Israel earned a good report card in the health sector in comparison with other member nations of the Organization for Economic Cooperation and Development (OECD), as seen in data just released by the Ministry of Health. Israel was formally admitted to the group by a unanimous vote this week.
Statistics published Tuesday indicate there were fewer hospitalizations in Israel in 2007 than elsewhere in the 30-member group of nations.
Israel had a relatively high number of doctors per thousand people compared with OECD members. Israel's dentistry rate was also second-highest in the organization, with 1.08 per thousand, compared with an average of 0.62 in other OECD nations.
However, the rate of nurses per thousand people was lower than in other OECD nations – 5.7 compared with 9.6 – and the Ministry of Health is predicting that in future years, Israel's rate of doctors per thousand, compared with the OECD average, may also drop.
Israel has only 2 hospital beds per 1,000 people, compared to an OECD average of 3.8. Only Mexico has less beds per 1,000 people.
The Jewish State's national expenditure on health as a percentage of the GDP – 7.7 percent compared with 9.0 percent -- is low. Israel's percentage of private expenditure on health – 43 percent compared with an average of 27 percent -- was among the highest in the group.

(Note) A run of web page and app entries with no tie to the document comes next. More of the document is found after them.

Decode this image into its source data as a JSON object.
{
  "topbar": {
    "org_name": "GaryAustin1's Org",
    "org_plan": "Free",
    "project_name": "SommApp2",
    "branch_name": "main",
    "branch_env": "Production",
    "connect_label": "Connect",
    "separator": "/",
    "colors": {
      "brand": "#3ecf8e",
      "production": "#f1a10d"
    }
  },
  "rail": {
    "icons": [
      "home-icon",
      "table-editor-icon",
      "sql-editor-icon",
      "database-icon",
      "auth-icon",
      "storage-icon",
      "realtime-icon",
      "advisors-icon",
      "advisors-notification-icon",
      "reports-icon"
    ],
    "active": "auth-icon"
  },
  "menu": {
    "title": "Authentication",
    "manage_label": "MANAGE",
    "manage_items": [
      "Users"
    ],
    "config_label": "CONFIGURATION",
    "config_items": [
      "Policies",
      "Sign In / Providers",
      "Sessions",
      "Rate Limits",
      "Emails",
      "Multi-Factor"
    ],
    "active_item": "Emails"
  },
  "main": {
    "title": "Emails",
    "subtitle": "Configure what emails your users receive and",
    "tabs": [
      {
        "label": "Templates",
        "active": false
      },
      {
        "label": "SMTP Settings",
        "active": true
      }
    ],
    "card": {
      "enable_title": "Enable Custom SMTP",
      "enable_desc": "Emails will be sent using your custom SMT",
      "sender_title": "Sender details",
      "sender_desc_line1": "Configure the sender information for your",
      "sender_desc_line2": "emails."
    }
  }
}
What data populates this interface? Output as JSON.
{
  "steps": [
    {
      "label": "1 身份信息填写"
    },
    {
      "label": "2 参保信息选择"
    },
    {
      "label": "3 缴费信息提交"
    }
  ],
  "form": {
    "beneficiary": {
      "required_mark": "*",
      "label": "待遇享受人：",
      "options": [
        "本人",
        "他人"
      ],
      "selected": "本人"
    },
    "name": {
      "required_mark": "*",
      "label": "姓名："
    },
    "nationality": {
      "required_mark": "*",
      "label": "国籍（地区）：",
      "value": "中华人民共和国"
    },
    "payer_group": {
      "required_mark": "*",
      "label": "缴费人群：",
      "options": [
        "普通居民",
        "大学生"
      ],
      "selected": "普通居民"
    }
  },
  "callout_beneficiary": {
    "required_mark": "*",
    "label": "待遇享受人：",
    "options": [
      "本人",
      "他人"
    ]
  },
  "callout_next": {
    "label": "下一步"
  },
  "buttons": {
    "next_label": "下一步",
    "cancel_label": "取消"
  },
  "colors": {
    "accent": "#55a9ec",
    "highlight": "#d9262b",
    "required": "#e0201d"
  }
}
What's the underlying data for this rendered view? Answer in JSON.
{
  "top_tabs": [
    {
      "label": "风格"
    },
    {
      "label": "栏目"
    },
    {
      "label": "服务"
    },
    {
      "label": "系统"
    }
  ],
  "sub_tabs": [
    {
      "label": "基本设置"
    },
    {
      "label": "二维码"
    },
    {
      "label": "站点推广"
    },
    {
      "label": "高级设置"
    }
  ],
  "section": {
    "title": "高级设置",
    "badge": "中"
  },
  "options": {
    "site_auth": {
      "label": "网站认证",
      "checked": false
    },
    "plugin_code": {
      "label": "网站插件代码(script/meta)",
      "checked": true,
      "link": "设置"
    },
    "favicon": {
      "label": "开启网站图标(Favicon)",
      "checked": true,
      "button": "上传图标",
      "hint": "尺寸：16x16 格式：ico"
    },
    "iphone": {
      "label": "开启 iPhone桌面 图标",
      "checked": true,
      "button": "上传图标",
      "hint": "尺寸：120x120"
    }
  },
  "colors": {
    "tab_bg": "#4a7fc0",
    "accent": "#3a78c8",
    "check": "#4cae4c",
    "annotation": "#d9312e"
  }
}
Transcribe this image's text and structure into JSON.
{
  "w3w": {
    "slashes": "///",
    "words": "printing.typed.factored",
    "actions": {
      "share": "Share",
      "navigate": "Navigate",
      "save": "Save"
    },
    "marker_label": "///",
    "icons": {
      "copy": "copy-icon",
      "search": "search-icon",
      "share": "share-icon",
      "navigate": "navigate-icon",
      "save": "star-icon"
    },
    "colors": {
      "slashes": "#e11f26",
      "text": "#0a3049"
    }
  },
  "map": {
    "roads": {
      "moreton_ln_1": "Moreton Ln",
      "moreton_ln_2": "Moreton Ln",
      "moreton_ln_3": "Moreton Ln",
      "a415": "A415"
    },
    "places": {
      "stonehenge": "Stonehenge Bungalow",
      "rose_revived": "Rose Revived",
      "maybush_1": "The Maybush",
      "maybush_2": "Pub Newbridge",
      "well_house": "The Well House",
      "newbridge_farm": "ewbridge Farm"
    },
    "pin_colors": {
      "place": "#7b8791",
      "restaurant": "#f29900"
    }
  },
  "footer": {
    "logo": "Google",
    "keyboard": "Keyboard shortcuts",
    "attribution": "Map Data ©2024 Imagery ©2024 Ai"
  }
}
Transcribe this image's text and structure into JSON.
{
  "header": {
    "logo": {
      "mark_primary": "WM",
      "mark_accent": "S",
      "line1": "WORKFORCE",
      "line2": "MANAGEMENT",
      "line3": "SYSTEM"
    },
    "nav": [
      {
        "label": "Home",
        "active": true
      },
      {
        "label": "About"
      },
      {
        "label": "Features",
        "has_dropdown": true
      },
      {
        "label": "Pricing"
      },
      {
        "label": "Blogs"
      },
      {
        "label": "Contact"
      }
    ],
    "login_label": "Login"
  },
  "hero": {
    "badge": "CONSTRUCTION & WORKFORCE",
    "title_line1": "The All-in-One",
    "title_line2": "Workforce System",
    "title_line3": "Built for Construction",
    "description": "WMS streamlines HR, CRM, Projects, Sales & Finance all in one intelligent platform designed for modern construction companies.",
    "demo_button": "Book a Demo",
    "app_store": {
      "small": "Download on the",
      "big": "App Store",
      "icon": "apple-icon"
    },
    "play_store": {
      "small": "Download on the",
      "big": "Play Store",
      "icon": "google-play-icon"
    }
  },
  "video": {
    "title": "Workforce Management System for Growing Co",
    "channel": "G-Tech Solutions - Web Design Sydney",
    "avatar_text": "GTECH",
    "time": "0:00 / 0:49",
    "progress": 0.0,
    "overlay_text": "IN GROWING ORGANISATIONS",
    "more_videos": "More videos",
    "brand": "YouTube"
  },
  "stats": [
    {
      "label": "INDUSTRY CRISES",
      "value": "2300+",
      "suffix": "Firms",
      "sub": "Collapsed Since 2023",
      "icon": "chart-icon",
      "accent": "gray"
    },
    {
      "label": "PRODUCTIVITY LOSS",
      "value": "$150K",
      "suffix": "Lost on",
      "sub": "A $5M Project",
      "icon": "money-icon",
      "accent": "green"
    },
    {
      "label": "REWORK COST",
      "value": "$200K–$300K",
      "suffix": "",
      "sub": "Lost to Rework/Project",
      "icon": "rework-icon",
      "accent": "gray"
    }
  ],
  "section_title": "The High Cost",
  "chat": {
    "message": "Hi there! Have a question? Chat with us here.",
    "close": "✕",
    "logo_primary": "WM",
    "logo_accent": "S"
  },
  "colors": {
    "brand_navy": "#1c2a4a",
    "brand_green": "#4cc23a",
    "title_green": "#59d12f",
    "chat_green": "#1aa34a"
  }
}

Israel's population is also relatively younger than those in the OECD. The percentage of citizens under age 14 is second highest among the OECD membership, at 28.4 percent compared with the average of 17.7 percent. The percentage of elderly Israelis stands at 9.8 percent, compared with the OECD average of 14.7 percent.
The life expectancy in Israel was also higher than in the average OECD nation, and the infant mortality rate was lower.
Starting in July, the OECD will publish Israeli data along with that of its other member states.